Goals & Tasks: The most important way I’ve found to filter and pare down endless to do lists is to vet everything against a higher level goal. Otherwise reorganizing sock drawers gets the same priority as answering the meaning of life (42). You get those days where you knock off one thing after another continuously, but at the end of the day don’t feel like anything meaningful was accomplished. So rather than the capture everything mentality of GTD I think it’s important to capture only what’s important, letalone do only what’s important. Further, have some exclusion criteria – a decision point why something is a waste of time so there is a heuristic for handling future cases. Works a treat for team and product backlogs as well. “We are not in that business.”
People: Don’t need to start pruning and sorting people yet 🙂 Although one set of buckets might be “good during the bad”, “inconsequential during the bad” and “bad during the bad”. Jokes aside, in person I try to make sure I don’t treat people like I’ve got some better use of my time than interacting with them. But our exposure to social data has obviously increased outside of face time interactions – this is why there are lists in Facebook, Twitter, Google+, you can unsubscribe/ignore/block Farmville, etc. We’ve got more access to social information that in previous times would have required quite a lot of effort to obtain and maintain, if not being altogether impossible for the people that maintain friend lists of 5000 people. Dunbar’s number comes to mind.
Besides the triage theme, the other interesting aspect of this to me is the use of gestures in the interaction design. Was speaking to someone the other day that the physical movements and gestures we can now use to do things have a level of engagement that is just way beyond clicking on a mouse or using a keyboard to interact with abstract objects.
There is something massively satisfying about swiping to delete an email. The trend of gamification hits on something bigger and more important than just chucking birds against poorly fortified pigs. There is an opportunity to engage aspects of physical, emotional and neural self in design and places that have so far been starved of that level of interaction.
Part of the appeal of social (insert app here) might be layer of personal connection overlaid on top of activities that might not have otherwise had it. We’re still meat bags of mostly water whose hardware is geared towards interacting with a physical world and tribes of fellow meat/water bags.
Lastly, I find it interesting how people use their mobile devices as a triage / filtering point, leaving heavy work for a conventional computing setup. I had noticed this in my own usage patterns – every one says that once they get a tablet, it becomes their primary choice for web / content consumption, but I have yet to meet anyone who really wants to bang out War & Peace on one.
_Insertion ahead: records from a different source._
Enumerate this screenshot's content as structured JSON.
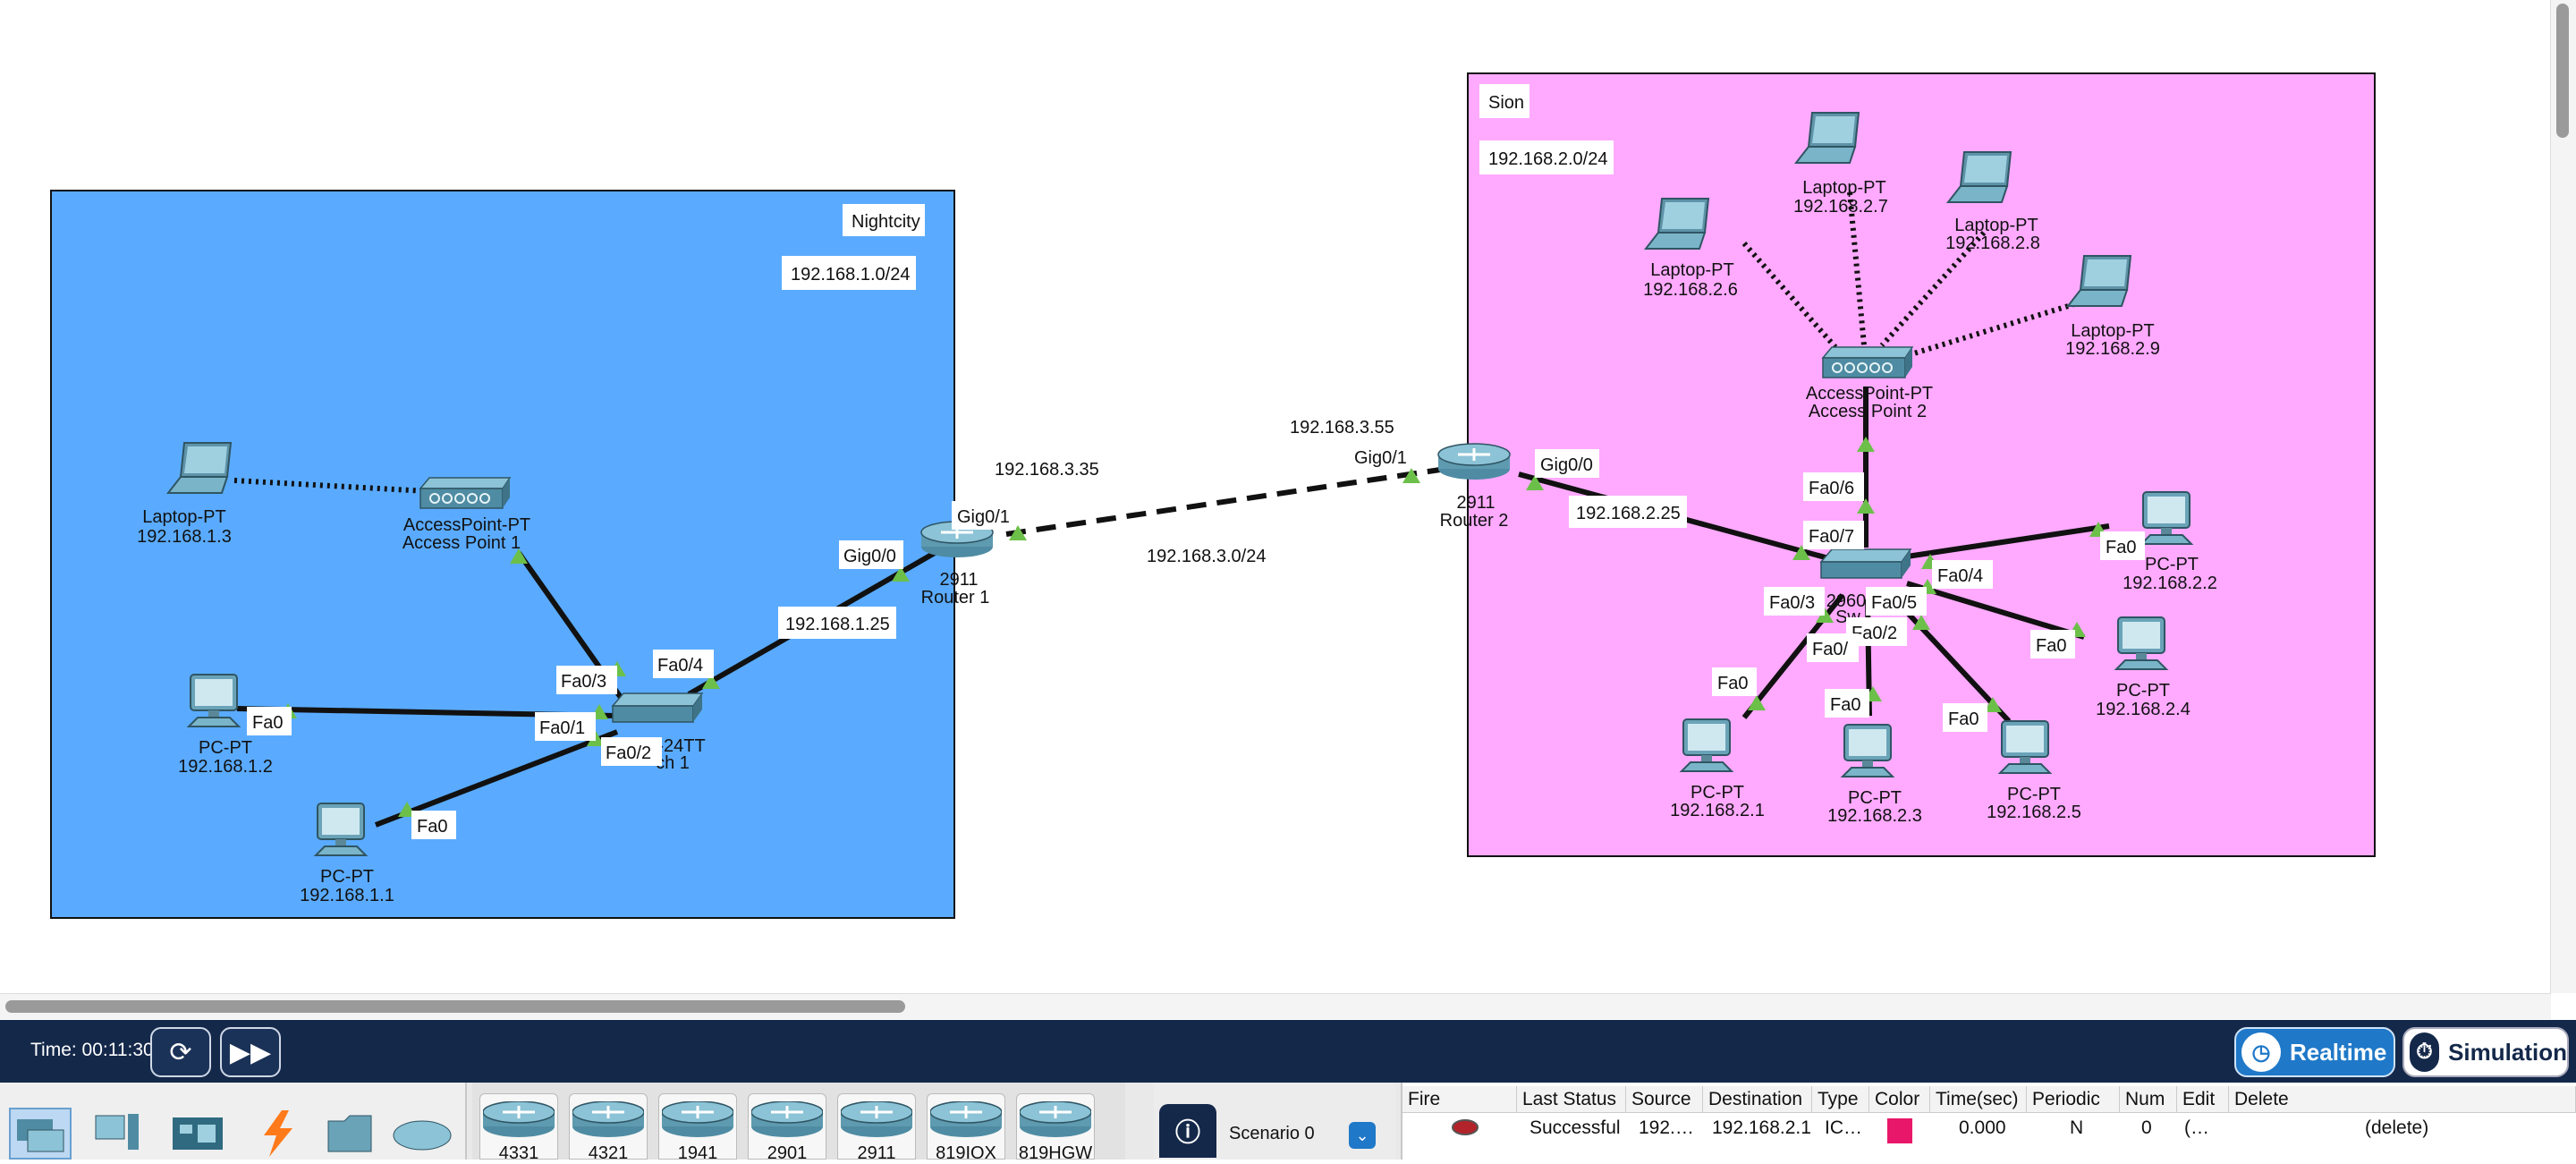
{
  "clusters": {
    "nightcity": {
      "name": "Nightcity",
      "subnet": "192.168.1.0/24",
      "color": "#5aabff"
    },
    "sion": {
      "name": "Sion",
      "subnet": "192.168.2.0/24",
      "color": "#ffaaff"
    }
  },
  "wan": {
    "subnet": "192.168.3.0/24",
    "router1_ip": "192.168.3.35",
    "router2_ip": "192.168.3.55"
  },
  "devices": {
    "laptop1": {
      "type": "Laptop-PT",
      "ip": "192.168.1.3"
    },
    "ap1": {
      "type": "AccessPoint-PT",
      "name": "Access Point 1"
    },
    "pc1_2": {
      "type": "PC-PT",
      "ip": "192.168.1.2"
    },
    "pc1_1": {
      "type": "PC-PT",
      "ip": "192.168.1.1"
    },
    "switch1": {
      "model": "-24TT",
      "name": "ch 1"
    },
    "router1": {
      "model": "2911",
      "name": "Router 1"
    },
    "router2": {
      "model": "2911",
      "name": "Router 2"
    },
    "ap2": {
      "type": "AccessPoint-PT",
      "name": "Access Point 2"
    },
    "laptop2_6": {
      "type": "Laptop-PT",
      "ip": "192.168.2.6"
    },
    "laptop2_7": {
      "type": "Laptop-PT",
      "ip": "192.168.2.7"
    },
    "laptop2_8": {
      "type": "Laptop-PT",
      "ip": "192.168.2.8"
    },
    "laptop2_9": {
      "type": "Laptop-PT",
      "ip": "192.168.2.9"
    },
    "switch2": {
      "model": "2960",
      "name": "Sw"
    },
    "pc2_2": {
      "type": "PC-PT",
      "ip": "192.168.2.2"
    },
    "pc2_4": {
      "type": "PC-PT",
      "ip": "192.168.2.4"
    },
    "pc2_1": {
      "type": "PC-PT",
      "ip": "192.168.2.1"
    },
    "pc2_3": {
      "type": "PC-PT",
      "ip": "192.168.2.3"
    },
    "pc2_5": {
      "type": "PC-PT",
      "ip": "192.168.2.5"
    }
  },
  "gateways": {
    "r1_lan": "192.168.1.25",
    "r2_lan": "192.168.2.25"
  },
  "ports": {
    "fa0": "Fa0",
    "fa01": "Fa0/1",
    "fa02": "Fa0/2",
    "fa03": "Fa0/3",
    "fa04": "Fa0/4",
    "fa05": "Fa0/5",
    "fa06": "Fa0/6",
    "fa07": "Fa0/7",
    "fa0_partial": "Fa0/",
    "gig00": "Gig0/0",
    "gig01": "Gig0/1"
  },
  "toolbar": {
    "time_label": "Time: 00:11:30",
    "realtime_label": "Realtime",
    "simulation_label": "Simulation",
    "reset_icon": "reset-clock-icon",
    "fastforward_icon": "fast-forward-icon"
  },
  "device_tiles": [
    "4331",
    "4321",
    "1941",
    "2901",
    "2911",
    "819IOX",
    "819HGW"
  ],
  "scenario": {
    "label": "Scenario 0"
  },
  "pdu_table": {
    "headers": [
      "Fire",
      "Last Status",
      "Source",
      "Destination",
      "Type",
      "Color",
      "Time(sec)",
      "Periodic",
      "Num",
      "Edit",
      "Delete"
    ],
    "row": {
      "status": "Successful",
      "source": "192.…",
      "destination": "192.168.2.1",
      "type": "IC…",
      "color": "#e8176a",
      "time": "0.000",
      "periodic": "N",
      "num": "0",
      "edit": "(…",
      "delete": "(delete)"
    }
  }
}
I had noticed most mornings I do prefer my phone or tablet to triage incoming information. For the purpose of interaction design we need both an overview/fast parse and detailed view on available information. Zoom out to the bigger picture and drill down where we want to get into the weeds. Helps explain why people find themselves incessantly checking their devices wherever they’re at. We’ve got so much coming at us these days that we need technology solutions and practical strategies to stay on top of it all. I think this is a wonderful opportunity to build remarkable things.